Having a premature and full term baby in neonatal care – Bethany’s story

Bethany experienced neonatal care for the first time when son born prematurely in 2018, and again when her second son Teddy was born at term but sick. Here she describes how both neonatal journeys have left a lasting effect on her family and mental health.

I never gave neonatal care much thought before becoming a parent. I had always assumed it was a place very few families even needed to experience, which was one of things I found hardest when neonatal care became part of our journey – twice.

Our eldest son arrived five weeks early in December 2018, I suddenly went in to spontaneous labour one evening after work and despite a very long labour everything happened so quickly from that point. We were given some information about what to expect for delivery, that there would be neonatal doctors present at birth and that George would be unable to have any immediate cuddles. I don’t remember feeling much emotionally during the labour and birth as it was just so unexpected that it didn’t feel like it was happening.

George arrived safely and ‘healthy’ at 35 weeks and two days gestation. The relief was overwhelming but still not at all what I was expecting becoming a parent to be like! As George was doing so well, we experienced a side of neonatal care I never even knew existed. I stayed on a postnatal ward with him and other mums with babies who needed observing for a little while.

We only spent five days in the care of the neonatal team but it felt so much longer. I hated that my husband couldn’t be with us at night and that with George in a strict two-hour feeding schedule, but taking over an hour per feed, I was exhausted. It became frustrating very quickly. I felt a huge loss of control over everything that happened during that time, little things bothered me immensely such as having no control over what time the lights came on to wake us up in the morning, or what time I had to send my husband home.

Five days later, despite some reflux issues, we were home and enjoying those early days of being parents just in time for Christmas. As George has gotten older, he’s developed a few things that have now been linked to his prematurity. In a way it’s felt like a delayed reaction to it all. He had surgery when he was two months and even now at almost two, he has some minor health problems. It’s something that I think is often overlooked, just because our neonatal journey had ended, George’s early arrival wasn’t just wiped away and forgotten.

Shortly after George was born, we fell pregnant again with our second son Teddy. This time around my pregnancy was much harder and due to a heart condition I have, much more complicated.
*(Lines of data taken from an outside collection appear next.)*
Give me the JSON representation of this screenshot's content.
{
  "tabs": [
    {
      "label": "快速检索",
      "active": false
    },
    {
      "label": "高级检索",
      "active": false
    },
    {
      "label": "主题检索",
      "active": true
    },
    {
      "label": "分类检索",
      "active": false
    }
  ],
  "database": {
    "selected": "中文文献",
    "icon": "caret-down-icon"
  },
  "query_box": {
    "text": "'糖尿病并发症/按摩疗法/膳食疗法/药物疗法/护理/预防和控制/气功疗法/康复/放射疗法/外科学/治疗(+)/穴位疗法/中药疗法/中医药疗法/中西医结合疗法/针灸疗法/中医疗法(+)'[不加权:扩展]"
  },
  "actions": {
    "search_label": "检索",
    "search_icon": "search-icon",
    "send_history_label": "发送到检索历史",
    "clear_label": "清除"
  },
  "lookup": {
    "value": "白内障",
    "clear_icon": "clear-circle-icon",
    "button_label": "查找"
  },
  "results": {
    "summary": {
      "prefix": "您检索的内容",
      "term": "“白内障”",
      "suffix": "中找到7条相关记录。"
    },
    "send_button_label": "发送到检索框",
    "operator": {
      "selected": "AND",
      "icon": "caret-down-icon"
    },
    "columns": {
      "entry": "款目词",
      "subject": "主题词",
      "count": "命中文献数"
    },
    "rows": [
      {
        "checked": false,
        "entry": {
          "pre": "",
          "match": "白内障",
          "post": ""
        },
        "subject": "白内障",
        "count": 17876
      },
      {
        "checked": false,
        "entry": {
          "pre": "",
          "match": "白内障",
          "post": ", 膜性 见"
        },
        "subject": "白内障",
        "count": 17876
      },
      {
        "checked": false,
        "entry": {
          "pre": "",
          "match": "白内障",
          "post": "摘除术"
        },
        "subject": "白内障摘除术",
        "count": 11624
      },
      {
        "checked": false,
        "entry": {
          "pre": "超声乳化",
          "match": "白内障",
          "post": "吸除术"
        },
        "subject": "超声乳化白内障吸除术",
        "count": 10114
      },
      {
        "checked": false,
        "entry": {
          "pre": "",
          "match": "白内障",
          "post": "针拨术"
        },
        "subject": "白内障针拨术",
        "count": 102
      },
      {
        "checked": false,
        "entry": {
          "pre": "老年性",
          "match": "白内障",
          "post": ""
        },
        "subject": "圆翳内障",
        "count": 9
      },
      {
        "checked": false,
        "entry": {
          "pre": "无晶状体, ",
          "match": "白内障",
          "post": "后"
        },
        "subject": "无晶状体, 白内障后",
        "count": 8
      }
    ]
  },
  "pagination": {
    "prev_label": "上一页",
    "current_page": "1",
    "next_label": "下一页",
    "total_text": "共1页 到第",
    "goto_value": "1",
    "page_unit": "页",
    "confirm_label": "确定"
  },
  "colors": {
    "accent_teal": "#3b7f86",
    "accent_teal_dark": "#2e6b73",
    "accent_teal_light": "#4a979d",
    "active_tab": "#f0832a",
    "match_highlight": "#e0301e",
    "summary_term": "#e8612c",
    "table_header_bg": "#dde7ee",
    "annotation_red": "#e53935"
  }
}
I was significantly more anxious this time around, I felt much more aware of what could happen and it was highly likely we were heading for another premature arrival. We were cared for by a great team of obstetricians and throughout my pregnancy we talked about the ‘goal’ of holding on until 37 weeks. Given how unwell I had been, I was scheduled for induction shortly after this.
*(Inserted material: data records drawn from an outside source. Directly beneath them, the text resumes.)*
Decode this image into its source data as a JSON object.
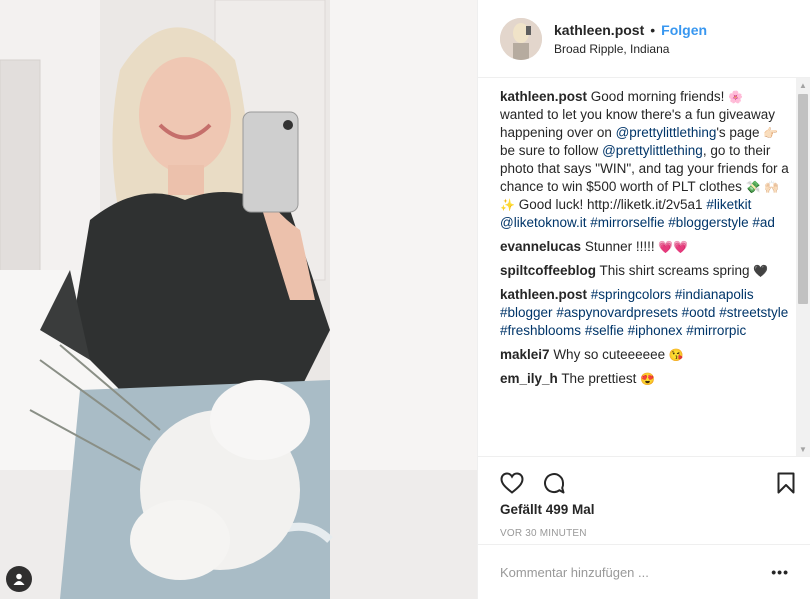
{
  "header": {
    "username": "kathleen.post",
    "separator": "•",
    "follow_label": "Folgen",
    "location": "Broad Ripple, Indiana"
  },
  "caption": {
    "username": "kathleen.post",
    "t1": "Good morning friends! ",
    "e1": "🌸",
    "t2": " wanted to let you know there's a fun giveaway happening over on ",
    "mention1": "@prettylittlething",
    "t3": "'s page ",
    "e2": "👉🏻",
    "t4": " be sure to follow ",
    "mention2": "@prettylittlething",
    "t5": ", go to their photo that says \"WIN\", and tag your friends for a chance to win $500 worth of PLT clothes ",
    "e3": "💸",
    "e4": "🙌🏻✨",
    "t6": " Good luck! http://liketk.it/2v5a1 ",
    "tag1": "#liketkit",
    "mention3": "@liketoknow.it",
    "tag2": "#mirrorselfie",
    "tag3": "#bloggerstyle",
    "tag4": "#ad"
  },
  "comments": [
    {
      "user": "evannelucas",
      "text": "Stunner !!!!! ",
      "emoji": "💗💗"
    },
    {
      "user": "spiltcoffeeblog",
      "text": "This shirt screams spring ",
      "emoji": "🖤"
    },
    {
      "user": "kathleen.post",
      "tags": [
        "#springcolors",
        "#indianapolis",
        "#blogger",
        "#aspynovardpresets",
        "#ootd",
        "#streetstyle",
        "#freshblooms",
        "#selfie",
        "#iphonex",
        "#mirrorpic"
      ]
    },
    {
      "user": "maklei7",
      "text": "Why so cuteeeeee ",
      "emoji": "😘"
    },
    {
      "user": "em_ily_h",
      "text": "The prettiest ",
      "emoji": "😍"
    }
  ],
  "likes": "Gefällt 499 Mal",
  "timestamp": "VOR 30 MINUTEN",
  "comment_placeholder": "Kommentar hinzufügen ...",
  "more_label": "•••",
  "icons": {
    "like": "heart-icon",
    "comment": "comment-bubble-icon",
    "save": "bookmark-icon",
    "tag": "user-tag-icon"
  },
  "colors": {
    "follow": "#3897f0",
    "link": "#003569",
    "muted": "#999999"
  }
}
At 32 weeks however, I went in to labour and spent a week in hospital hoping for the best – luckily my labour didn’t progress! Once we hit 37 weeks both me and my husband relaxed hugely about the birth, we had made our goal and everything would be fine. It came as a huge shock to us all when Teddy was born sick at 37 weeks and 3 days.
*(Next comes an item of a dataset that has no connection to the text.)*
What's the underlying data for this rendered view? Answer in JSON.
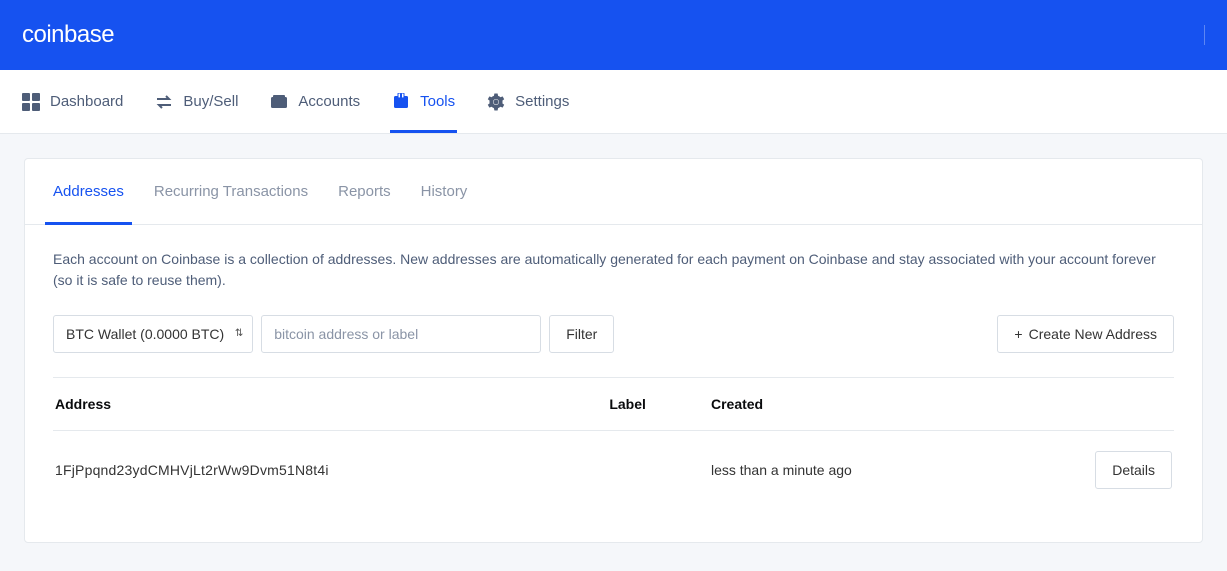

Despite having steroids during my threatened labour, his lungs didn’t seem to be ready and he was unable to feed. Shortly after being born he was admitted to the neonatal unit and placed in intensive care. It didn’t feel real.

My lovely midwife came and sat with me for a while that night as my husband was not allowed to stay, she gave me a huge hug and we cried together, it was more emotions than I can ever describe. It was so unexpected and I just ached to be with Teddy, I was exhausted from labour and missing George too.

Having a term baby in the neonatal unit is very strange, Teddy seemed so big compared to everyone else, but for me that just broke my heart all the more. I wanted to scream that my baby shouldn’t be here, this shouldn’t be happening to us, we should be home together as a family! One of the few things that kept me going on our journey was the other wonderful mothers I met (usually in the expressing room) we would sit and chat about our babies to pass the time. I met some incredible people with truly amazing stories, but I always felt odd when asked how early Teddy had been.

Teddy’s journey took us through intensive care, high dependency and the special care baby unit over the next few weeks, it was such a blur. We were so lucky to have family to help us care for our older child and have them at the end of the phone. I never knew how to express how I was feeling though as I was so numb by it all, so lost. When we were finally told we could take Teddy home it was indescribable, the relief was huge but I was so nervous he would take a turn and be unwell again.

Nothing ever really prepares you for a premature or sick baby, even having been in the situation before. Our neonatal experiences were almost polar opposites and we are very lucky to have two beautiful toddlers, looking back I wish I’d known how to process what was happening better and accessed support sooner. My mental health suffered greatly following Teddy’s neonatal journey, a year later I’m only just beginning to accept what happened